I believe that there is no comparison between the pain of infertility and the pain of relinquishment. I’ve only been through the infertility part. But relinquishment pain has got to be more excruciating, especially when a person’s been told they will eventually get over it, or have been pretty much demanded to get over it. For all the things I’m probably pretty naïve about and unaware of, I do get that.
I’ve not suffered through miscarriages, I’ve not (thus far) undergone any procedures more horrible than a laparoscopy. I haven’t had severe reactions to the hormones and other medications I’ve tried. Heck, the nurse at the RE even told me time and again that I have a “nice, fluffy uterine lining.” Wow, how’s that for high praise…and way too much information? Point is, even though I’ve had it relatively easy in this department, and I know many women haven’t, infertility has been and to some extent continues to be a big deal to me. It affects my life. It effects my emotions. It effects how I relate to other people. It impacts my work and my understanding of others. At this moment, thank God, it does not rule my life. I pray it doesn’t in the future. It doesn’t wholly define me, but it is one part of who I am. One little part.
If I am going to be truthful, I’ve gotta say that I don’t feel done mothering babies yet. There’s something in my heart and brain, something organic that drives that feeling. Nature tells me that I’m a mother, even though my body disagrees.
Some folks don’t understand that drive…they don’t “get” why someone like me, who has plenty of other people in her life to love and care for, feels the need to have/parent a(nother) baby. It boggles their minds why someone like me just can’t get over it. If I adopt, I may be accused of causing trauma to lots of people, and perhaps I have. Perhaps I hope to avoid that in the future by not adopting again. If I pursue infertility treatments instead, I may be accused of having baby lust.
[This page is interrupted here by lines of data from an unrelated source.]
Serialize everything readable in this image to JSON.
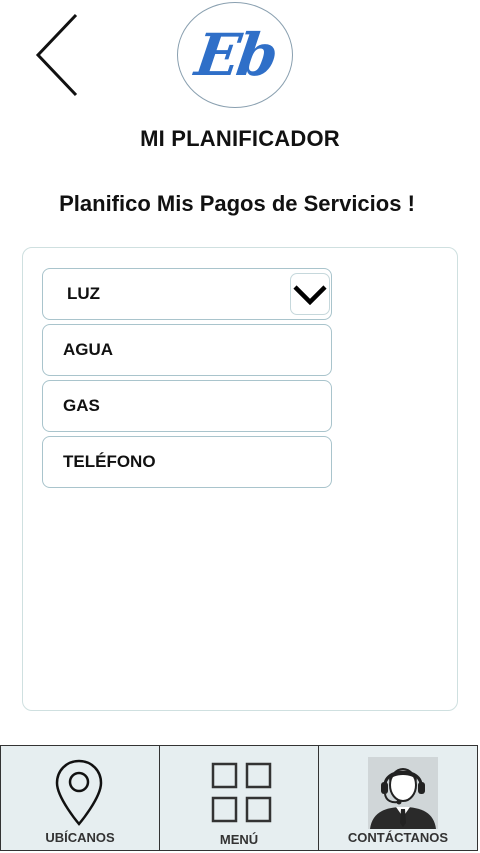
{
  "header": {
    "logo_text": "Eb",
    "title": "MI PLANIFICADOR",
    "subtitle": "Planifico Mis Pagos de Servicios !"
  },
  "services": {
    "selected": "LUZ",
    "options": [
      "AGUA",
      "GAS",
      "TELÉFONO"
    ]
  },
  "bottom_nav": {
    "items": [
      {
        "label": "UBÍCANOS",
        "icon": "location-pin-icon"
      },
      {
        "label": "MENÚ",
        "icon": "grid-menu-icon"
      },
      {
        "label": "CONTÁCTANOS",
        "icon": "support-agent-icon"
      }
    ]
  },
  "colors": {
    "logo_accent": "#2f6fc8",
    "nav_background": "#e6eef0",
    "border_accent": "#a9c4cc"
  }
}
Perhaps instead, some think that people like me should just chuck it all and just get over it. Maybe find a job in daycare. Some of those folks that might tell me this are the same ones that either lost their babies or their parents through adoption. When they’ve been told to get over their loss–that they’re not entitled to it…well, that’s a big deal, and it makes total sense to me why this would be more than upsetting to them, and why they speak out against it. Their loss is cellular. Getting over it doesn’t make sense. Nor would it be kind of me to say to them to just go work with kids, volunteer at a pet center, hug your nieces and nephews…those things might enhance their lives, but certainly doesn’t replace that core emptiness.
And FINALLY, on to my point…
Loss can come in varying degrees, different people have different skills for managing grief after loss. Loss is personal. Each person’s perspective is different. We all get there at different times. Some of us hang on to our grief because it is a comfort to be able to stay angry—anger is energy and energy pushes change. Some of us don’t like the way the anger has changed us, so we look to find a different way to cope. But some losses, as you know, you don’t get over. You find a way to work it into your life, move beyond it, turn it to something positive, or at least whittle it down so its not so negative. You live with it and hopefully accept it, but sometimes getting over it just doesn’t happen. Its not wrong, its not right. It just is.
What must be done among us to be able to recognize one another’s pain and loss and respect each other, if not for our resulting actions or beliefs, but for the humanity that we all share in the experience of loss?